  • 4 out of 54 out of 54 out of 54 out of 54 out of 5 Simon | 10/13/2011

    " Great book. Turned me head upside down. I am giving it a four because I just gave my last book a five and I do not want to get soft. "

  • 3 out of 53 out of 53 out of 53 out of 53 out of 5 Elizabeth | 9/6/2011

    " Great introduction to the philosophy of ethics/political philosophy. Contemporary and accessible; if I were instructing a freshman class, this would be on the reading list. "

  • 3 out of 53 out of 53 out of 53 out of 53 out of 5 Shishir | 6/24/2011

    " Questions about morality and law - Confronted between our judgments and our principles WELFARE FREEDOM AND VIRTUE concepts "

  • 4 out of 54 out of 54 out of 54 out of 54 out of 5 Jeannie | 5/22/2011

    " This read like a college text to me, so it was a strain on my weakened brain cells, but interesting nonetheless. It is a call for a better way to do politics and a provides a framework for a just society. "

  • 3 out of 53 out of 53 out of 53 out of 53 out of 5 Kevin | 5/3/2011

    " Some interesting chapters and definitely thought-provoking, but reads like a textbook in some parts. "

  • 5 out of 55 out of 55 out of 55 out of 55 out of 5 Skip | 3/3/2011

    " compelling ideas presented as a logical and chronological progression. "

  • 4 out of 54 out of 54 out of 54 out of 54 out of 5 Stephanie | 2/19/2011

    " This book is based on a class offered by Harvard government professor Michael Sandel. I heard him talking on NPR and it seems like a really great way to have intelligent debate about emotional topics. I think I'm going to buy it. "

  • 5 out of 55 out of 55 out of 55 out of 55 out of 5 Jack | 1/12/2011

    " Outstanding treatment of where our ideas about justice come from. Both a review of the philosophical treatment of the topic, and Sandel's own, gentle, suggestions about what he thinks works best. "

  • 4 out of 54 out of 54 out of 54 out of 54 out of 5 Jen | 1/11/2011

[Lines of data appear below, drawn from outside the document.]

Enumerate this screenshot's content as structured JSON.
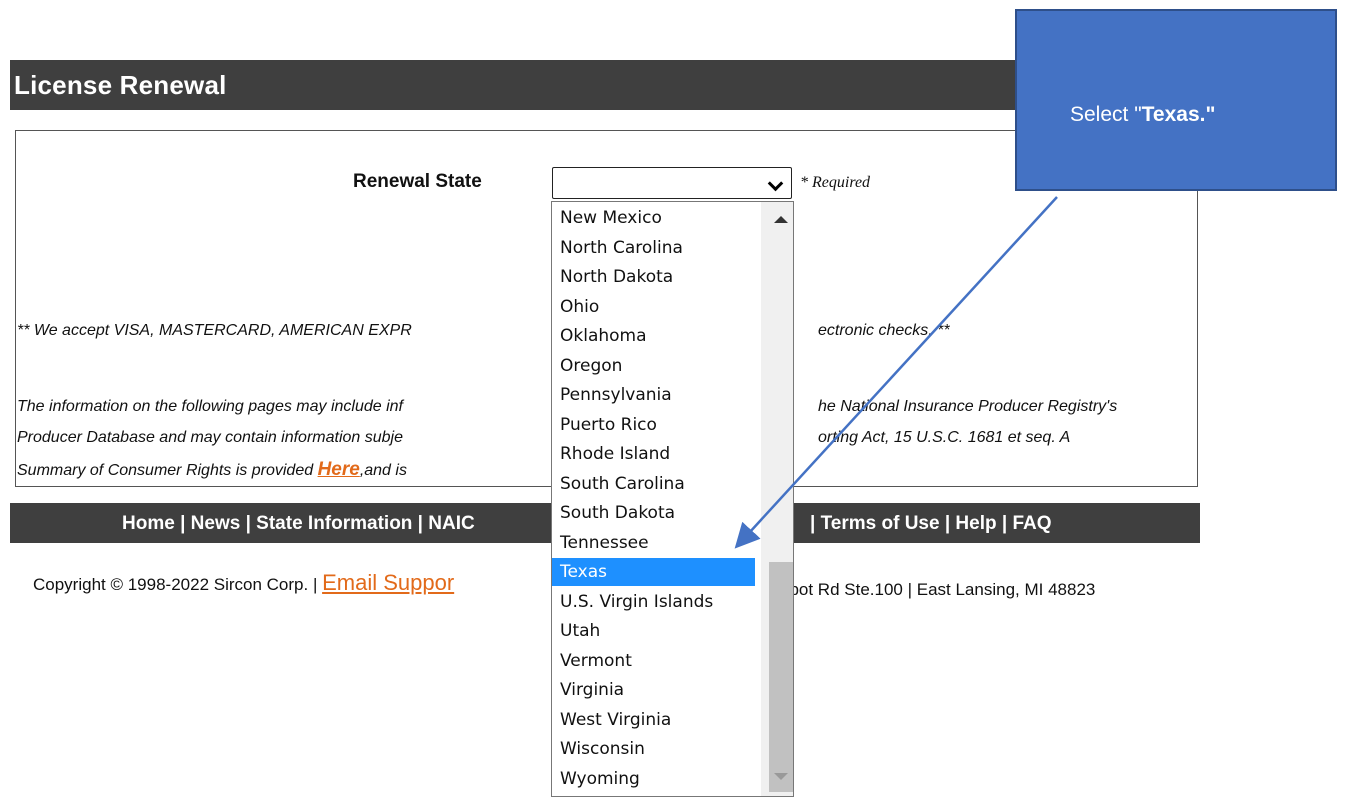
{
  "header": {
    "title": "License Renewal"
  },
  "form": {
    "state_label": "Renewal State",
    "required_text": "* Required"
  },
  "info": {
    "payment_line_left": "** We accept VISA, MASTERCARD, AMERICAN EXPR",
    "payment_line_right": "ectronic checks. **",
    "disclaimer_line1_left": "The information on the following pages may include inf",
    "disclaimer_line1_right": "he National Insurance Producer Registry's",
    "disclaimer_line2_left": "Producer Database and may contain information subje",
    "disclaimer_line2_right": "orting Act, 15 U.S.C. 1681 et seq. A",
    "disclaimer_line3_left": "Summary of Consumer Rights is provided ",
    "here_link": "Here",
    "disclaimer_line3_after": ",and is"
  },
  "footer_nav": {
    "left_text": "Home | News | State Information | NAIC",
    "right_text": "| Terms of Use | Help | FAQ"
  },
  "copyright": {
    "left_text": "Copyright © 1998-2022 Sircon Corp. | ",
    "email_link": "Email Suppor",
    "right_text": "bbot Rd Ste.100 | East Lansing, MI 48823"
  },
  "dropdown": {
    "selected": "Texas",
    "options": [
      "New Mexico",
      "North Carolina",
      "North Dakota",
      "Ohio",
      "Oklahoma",
      "Oregon",
      "Pennsylvania",
      "Puerto Rico",
      "Rhode Island",
      "South Carolina",
      "South Dakota",
      "Tennessee",
      "Texas",
      "U.S. Virgin Islands",
      "Utah",
      "Vermont",
      "Virginia",
      "West Virginia",
      "Wisconsin",
      "Wyoming"
    ]
  },
  "callout": {
    "prefix": "Select \"",
    "bold": "Texas.\""
  },
  "colors": {
    "callout_bg": "#4472c4",
    "selected_bg": "#1e90ff",
    "link": "#e26a1a",
    "bar_bg": "#3f3f3f"
  }
}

    " This was required reading in an Ethics & Legal issues in Arts Policy course, but I always enjoyed reading it and read assigned chapters from this book before reading our other sources. Sandel writes clearly and persuasively, with a genuine and thoughtful voice. "

Write a Review
What is FlexPass?
  • Your first audiobook is just $5.95
  • Over 90% are at or below $12.95
  • "LOVE IT" guarantee
  • No time limits or expirations
About the Author
Author Michael J. SandelMichael J. Sandel is the Anne T. and Robert M. Bass Professor of Government at Harvard University, where he has taught since 1980. He is the author of many books, including Justice: What’s the Right Thing to Do?, a New York Times bestseller in hardcover and paperback and a bestseller in translation in Japan and South Korea as well. He has taught his undergraduate course “Justice” to more than 15,000 Harvard students over the years, and video footage of the course were adapted into a PBS television series. Sandel graduated summa cum laude from Brandeis University and received his doctorate from Oxford University, where he was a Rhodes Scholar. He served on the George W. Bush administration's President's Council on Bioethics. He lives in Brookline, Massachusetts.